(1880 – 1980)
Leta Snow, Kalamazoo’s “patron saint of fine music” was accomplished at every level of community endeavor and shared the lessons of her success with a nation.
Snow began her career in music education, teaching piano to students in her home, a practice she continued until the age of 93. In 1921, she founded the Kalamazoo Symphony Orchestra (KSO). From an initial recruiting class of 25 players, heavy on clarinets and brass, Snow eventually developed an ensemble praised by Harvard University as a model orchestra. Through the Great Depression and World War II, Snow saw to it that the KSO not only survived, but thrived, as she employed whatever means necessary to recruit players and lure audiences. In the darkest days of the war, she also went national in her crusade for cultural expression and music appreciation. Her goal was to develop an organization that would exchange ideas, promote music by American composers, and extend opportunities to young American conductors and artists. At her invitation, representatives from 40 orchestras met in Chicago and the American Symphony Orchestra, now the League of American Orchestras, was born. Snow served as its president for the first four years.

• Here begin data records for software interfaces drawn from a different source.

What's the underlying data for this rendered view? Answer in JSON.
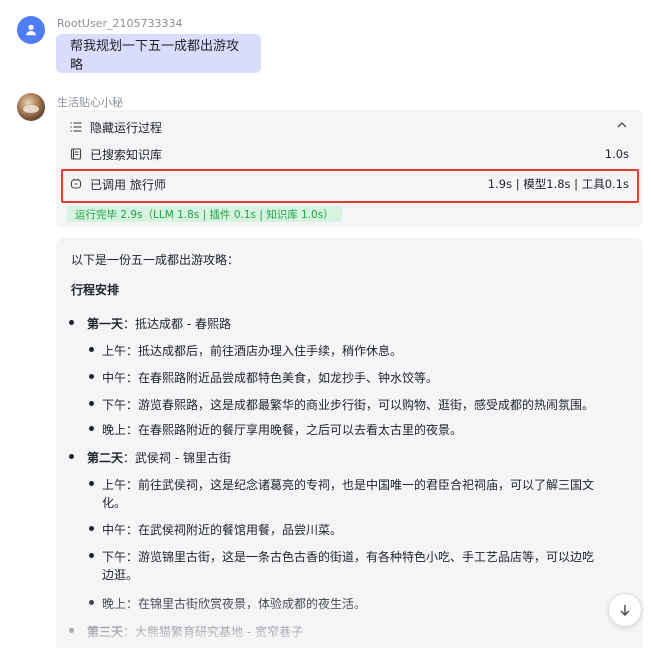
{
  "user": {
    "name": "RootUser_2105733334",
    "message": "帮我规划一下五一成都出游攻略"
  },
  "bot": {
    "name": "生活贴心小秘"
  },
  "process": {
    "toggle_label": "隐藏运行过程",
    "steps": [
      {
        "label": "已搜索知识库",
        "time": "1.0s"
      },
      {
        "label": "已调用 旅行师",
        "time": "1.9s | 模型1.8s | 工具0.1s"
      }
    ],
    "summary": "运行完毕 2.9s（LLM 1.8s | 插件 0.1s | 知识库 1.0s）"
  },
  "answer": {
    "intro": "以下是一份五一成都出游攻略：",
    "heading": "行程安排",
    "days": [
      {
        "title": "第一天",
        "place": "：抵达成都 - 春熙路",
        "items": [
          "上午：抵达成都后，前往酒店办理入住手续，稍作休息。",
          "中午：在春熙路附近品尝成都特色美食，如龙抄手、钟水饺等。",
          "下午：游览春熙路，这是成都最繁华的商业步行街，可以购物、逛街，感受成都的热闹氛围。",
          "晚上：在春熙路附近的餐厅享用晚餐，之后可以去看太古里的夜景。"
        ]
      },
      {
        "title": "第二天",
        "place": "：武侯祠 - 锦里古街",
        "items": [
          "上午：前往武侯祠，这是纪念诸葛亮的专祠，也是中国唯一的君臣合祀祠庙，可以了解三国文",
          "化。",
          "中午：在武侯祠附近的餐馆用餐，品尝川菜。",
          "下午：游览锦里古街，这是一条古色古香的街道，有各种特色小吃、手工艺品店等，可以边吃",
          "边逛。",
          "晚上：在锦里古街欣赏夜景，体验成都的夜生活。"
        ]
      },
      {
        "title": "第三天",
        "place": "：大熊猫繁育研究基地 - 宽窄巷子"
      }
    ]
  }
}
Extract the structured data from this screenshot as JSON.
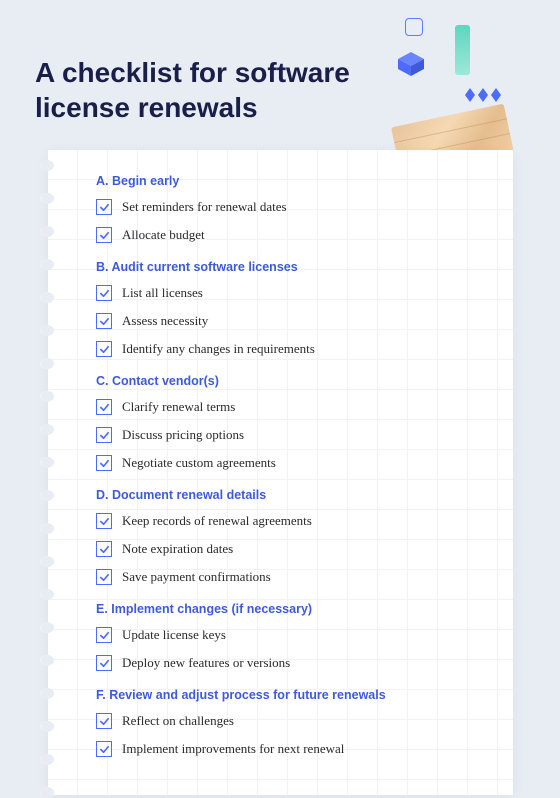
{
  "title": "A checklist for software license renewals",
  "accent_color": "#4d6bff",
  "sections": [
    {
      "heading": "A. Begin early",
      "items": [
        "Set reminders for renewal dates",
        "Allocate budget"
      ]
    },
    {
      "heading": "B. Audit current software licenses",
      "items": [
        "List all licenses",
        "Assess necessity",
        "Identify any changes in requirements"
      ]
    },
    {
      "heading": "C. Contact vendor(s)",
      "items": [
        "Clarify renewal terms",
        "Discuss pricing options",
        "Negotiate custom agreements"
      ]
    },
    {
      "heading": "D. Document renewal details",
      "items": [
        "Keep records of renewal agreements",
        "Note expiration dates",
        "Save payment confirmations"
      ]
    },
    {
      "heading": "E. Implement changes (if necessary)",
      "items": [
        "Update license keys",
        "Deploy new features or versions"
      ]
    },
    {
      "heading": "F. Review and adjust process for future renewals",
      "items": [
        "Reflect on challenges",
        "Implement improvements for next renewal"
      ]
    }
  ]
}
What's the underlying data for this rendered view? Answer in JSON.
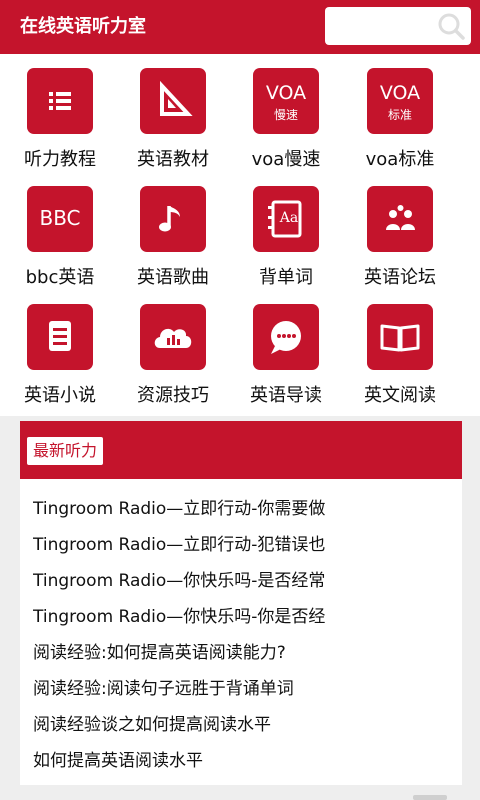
{
  "header": {
    "title": "在线英语听力室",
    "search_placeholder": "",
    "search_icon": "search-icon"
  },
  "menu": [
    {
      "label": "听力教程",
      "icon": "list-icon"
    },
    {
      "label": "英语教材",
      "icon": "triangle-ruler-icon"
    },
    {
      "label": "voa慢速",
      "icon": "voa-slow-icon",
      "badge": "VOA",
      "sub": "慢速"
    },
    {
      "label": "voa标准",
      "icon": "voa-standard-icon",
      "badge": "VOA",
      "sub": "标准"
    },
    {
      "label": "bbc英语",
      "icon": "bbc-icon",
      "badge": "BBC"
    },
    {
      "label": "英语歌曲",
      "icon": "music-note-icon"
    },
    {
      "label": "背单词",
      "icon": "dictionary-icon",
      "badge": "Aa"
    },
    {
      "label": "英语论坛",
      "icon": "forum-people-icon"
    },
    {
      "label": "英语小说",
      "icon": "document-icon"
    },
    {
      "label": "资源技巧",
      "icon": "cloud-chart-icon"
    },
    {
      "label": "英语导读",
      "icon": "chat-bubble-icon"
    },
    {
      "label": "英文阅读",
      "icon": "open-book-icon"
    }
  ],
  "latest": {
    "tab_label": "最新听力",
    "items": [
      "Tingroom Radio—立即行动-你需要做",
      "Tingroom Radio—立即行动-犯错误也",
      "Tingroom Radio—你快乐吗-是否经常",
      "Tingroom Radio—你快乐吗-你是否经",
      "阅读经验:如何提高英语阅读能力?",
      "阅读经验:阅读句子远胜于背诵单词",
      "阅读经验谈之如何提高阅读水平",
      "如何提高英语阅读水平"
    ]
  },
  "colors": {
    "brand_red": "#c4142c",
    "background": "#eeeeee",
    "text": "#111111"
  }
}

Among her other honors were being named president of the Kalamazoo Musical Society, a director of the Music Board of the National Society of Arts, and receiving an honorary master of music degree from Western Michigan University. After 28 years of leadership, she retired as president and manager of the Kalamazoo Symphony Orchestra and was declared honorary chair for life.